This sweet and charming picture book introduces Nefertiti, a little girl who is proud of her name: it makes her feel strong and confident. But when her music teacher shortens it to ‘Nef’, she finds herself feeling smaller and smaller. The story, with particular resonance for children of colour, explores the importance of names, and the small but important ways adults and children alike can show respect for each other.
Mayor Bunny’s Chocolate Town by Elys Dolan (Oxford University Press (OUP), 2022)
The picture book misadventures of Mr Bunny have made the Little Rebels shortlist before: in Mr Bunny’s Chocolate Factory (OUP, 2017) he exploited the chicken workers in his chocolate factory. In Mayor Bunny’s Chocolate Town, Mr Bunny’s running for mayor of Coop Town, and his campaign tactics include fake news, scaremongering, empty promises and smear campaigns. The story is a delightful introduction to the politics of elections, and a cautionary tale on what to look out for in our elected leaders.
Needle by Patrice Lawrence (Barrington Stoke, 2022)
This short novel (in dyslexia-friendly format) is the story of Charlene, a black girl who loves knitting and is struggling to navigate the foster system and separation from her little sister Kandi. In a moment of frustration, she stabs her foster mum’s son in the hand with a knitting needle, and is thrust into the reality of the UK’s criminal justice institutions. The story is grounded in compassion and empathy, and offers a frank look at how children, and black children in particular, are treated by systems that should protect them.
The Secret of Haven Point by Lisette Auton (Puffin Books, 2022)
This magical adventure novel explores the world of the Wrecklings, a community of disabled children who have built a radical new society free from the discrimination of the outside world. They navigate friendships, find families and mysterious intruders in their fight to live the lives they want, and the plot deftly handles complex social issues in a child-centred, liberatory way.
You Need to Chill! By Juno Dawson and Laura Hughes (Farshore, 2022)

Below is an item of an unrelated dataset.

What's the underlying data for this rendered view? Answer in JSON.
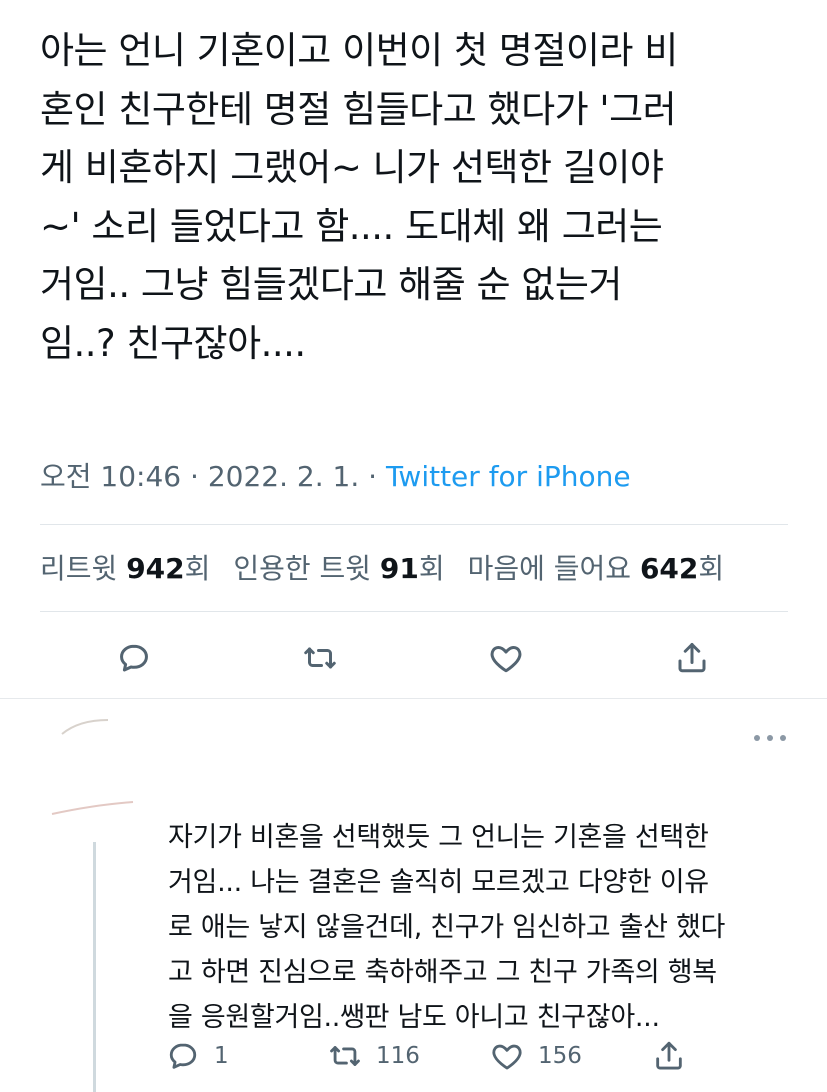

This picture book is a fun and joyful call for allyship. The children at school are confused about where Bill has gone – lost in the park? Eaten by a shark? Fortunately, Bill’s sister can explain – “My brother Bill is now my sister Lily.” Amidst a climate of anxiety about young people and gender identity, ‘you need to chill’ is a timely and reassuring message, and a celebration of love and understanding.
You can find downloadable reading guides on the Little Rebels website.
Author: Catherine Barter, Housmans Bookshop co-manager and Little Rebels Award co-coordinator